At the end of September, I attended my first in-person translation conference, KTLC. As it so happened, it was also the first conference I spoke at. Organised in Warsaw, my hometown, it was the perfect place to test the speaking waters – especially, since I’d already presented on inclusive language before. This time around, the audience was to be much bigger and my computer camera was replaced by an in-person interaction.
Having run the conference online for two years, this was the first hybrid edition of KTLC. It also meant that some talks were being broadcast live. After more than two years of online events, I was eager to be back in the room with ‘real’ people. That’s why often my decision about which KTLC talks to attend was based solely on whether the speaker would be presenting online or from Warsaw.
Each day was jam-packed with hyper interesting talks and workshops, but
my three highlights were:
Monotasking as a superpower.
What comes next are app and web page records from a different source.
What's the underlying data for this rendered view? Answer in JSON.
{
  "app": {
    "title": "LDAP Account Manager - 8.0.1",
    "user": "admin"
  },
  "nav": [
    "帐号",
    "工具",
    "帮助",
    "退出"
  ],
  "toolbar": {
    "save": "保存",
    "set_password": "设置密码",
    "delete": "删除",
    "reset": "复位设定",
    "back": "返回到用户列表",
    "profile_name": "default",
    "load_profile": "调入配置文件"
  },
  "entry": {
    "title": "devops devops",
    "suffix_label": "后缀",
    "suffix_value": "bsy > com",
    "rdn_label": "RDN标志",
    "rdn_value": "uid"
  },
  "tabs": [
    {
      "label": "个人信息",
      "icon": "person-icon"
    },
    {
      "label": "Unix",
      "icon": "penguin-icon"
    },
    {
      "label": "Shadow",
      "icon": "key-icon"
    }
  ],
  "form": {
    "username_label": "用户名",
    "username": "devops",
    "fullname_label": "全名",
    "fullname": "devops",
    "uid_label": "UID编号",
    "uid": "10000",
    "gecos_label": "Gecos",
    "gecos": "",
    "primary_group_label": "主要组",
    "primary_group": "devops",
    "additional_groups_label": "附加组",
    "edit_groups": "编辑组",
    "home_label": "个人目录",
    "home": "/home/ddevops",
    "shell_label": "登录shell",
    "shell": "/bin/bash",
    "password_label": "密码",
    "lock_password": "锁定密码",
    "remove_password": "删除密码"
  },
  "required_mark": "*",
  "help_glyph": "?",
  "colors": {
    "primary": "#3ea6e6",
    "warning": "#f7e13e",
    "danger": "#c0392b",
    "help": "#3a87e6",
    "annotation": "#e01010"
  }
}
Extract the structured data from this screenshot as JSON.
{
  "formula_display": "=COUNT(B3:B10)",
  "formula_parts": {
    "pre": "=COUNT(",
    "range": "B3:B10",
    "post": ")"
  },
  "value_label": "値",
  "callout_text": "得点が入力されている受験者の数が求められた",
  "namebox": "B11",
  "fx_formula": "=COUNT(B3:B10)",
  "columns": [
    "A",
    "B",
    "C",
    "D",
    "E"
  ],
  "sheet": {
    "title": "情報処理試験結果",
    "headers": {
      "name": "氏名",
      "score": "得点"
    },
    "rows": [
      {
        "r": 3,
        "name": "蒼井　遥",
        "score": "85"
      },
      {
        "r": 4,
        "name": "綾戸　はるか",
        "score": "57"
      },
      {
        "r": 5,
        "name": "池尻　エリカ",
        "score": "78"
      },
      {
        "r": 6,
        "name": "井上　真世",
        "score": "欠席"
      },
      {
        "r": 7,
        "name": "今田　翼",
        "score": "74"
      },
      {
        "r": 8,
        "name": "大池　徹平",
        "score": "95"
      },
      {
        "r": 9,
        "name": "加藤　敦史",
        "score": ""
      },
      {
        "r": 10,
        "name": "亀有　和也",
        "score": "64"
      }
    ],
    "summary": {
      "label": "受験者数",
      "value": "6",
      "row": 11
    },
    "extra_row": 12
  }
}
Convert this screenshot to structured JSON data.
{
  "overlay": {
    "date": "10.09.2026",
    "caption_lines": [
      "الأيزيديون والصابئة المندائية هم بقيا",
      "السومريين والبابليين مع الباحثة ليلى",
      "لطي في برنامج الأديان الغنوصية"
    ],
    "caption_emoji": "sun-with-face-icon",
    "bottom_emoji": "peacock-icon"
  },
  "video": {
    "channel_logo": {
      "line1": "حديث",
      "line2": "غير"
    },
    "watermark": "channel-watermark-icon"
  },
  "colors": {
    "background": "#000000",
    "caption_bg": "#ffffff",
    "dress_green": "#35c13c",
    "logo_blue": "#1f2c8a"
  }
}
How to stay focused in a world full of distractions
The Power of Poetry: Playing with words and rhythms
O wrażliwości w języku. Spotkanie z tłumaczką współczesnej literatury anglojęzycznej
(On sensitivity in language with a contemporary English-language literature translator)
For ages multitasking was being praised and presented as the only way to succeed in our busy world. I’m personally extremely glad that monotasking has been getting the recognition is deserves. In her talk, Dominika talked about the importance of deep, focused work (and recommended one of my recent favourite books, Cal Newport’s Deep Work). However, according to her, everything has time and place – including multitasking. It can be done, but only when the two actions are dissimilar, simple, don’t require plenty of attention (so running whilst listening to a podcast, or listening to music when doing the dishes or cooking). Dominika also talked a lot about non-digital breaks, creating a focus ritual and embracing a to-do list. This is just a short recap – there was truly a lot of useful information.
Ellen and Joanna's workshop
I attended Ellen and Joanna’s workshop on a whim. Virginia Katsimpiri’s LinkedIn workshop looked extremely promising, but in the morning I’d sat at a four-hour workshop that frankly fried my brain. Poetry it was then. I don’t really think of myself as a poet, so it was nice to unleash that part of my creative brain. Apart from theory, the speakers got our juices flowing by inviting us to write a few poems, including one in a shape of an animal (mine was an elephant). I had a lot of fun during the workshop and realised how important these kinds of exercises are for creative translators. Here’s my (very basic) acrostic poem:
Technically, I’ve done this for ever:
Reading out foreign signs
And buying you bus tickets when you visited
Nevertheless, now it’s not just a passion or
Studies that make me reach for a dictionary
Languages have always surrounded me
And isn’t it great?
Truly amazing, if you ask me. So,
Eagerly, I translate
Saturday, the only Polish-language day, was by far my favourite one. I found the programme most varied and a few times had to ponder which talk to attend. That’s also the day I was speaking. Luckily, it was in the morning, so I didn’t have to stress about it all day. Given my own talk was about inclusive language, there was no way I was missing Aga Zano at the conference. She’s translated more than 50 books at this point, many of which required a very mindful, empathetic use of language. In the run up to KTLC, I read her translation of Torrey Peters’ Detransition, Baby (“Trans I pół, bejbi” in Polish). Aga’s presentation was truly inspiring – I was happy there were as many as two talks about inclusive language at the conference. It just shows that this topic is extremely important.
Food for thought
All in all, I really enjoyed the conference. I think if I went again, I’d consider getting a ticket for networking drinks or dinner (or both). The only downside was vegan options at lunch: there was a huge spread available, but practically nothing for vegans. I hope that won’t be the case in the future.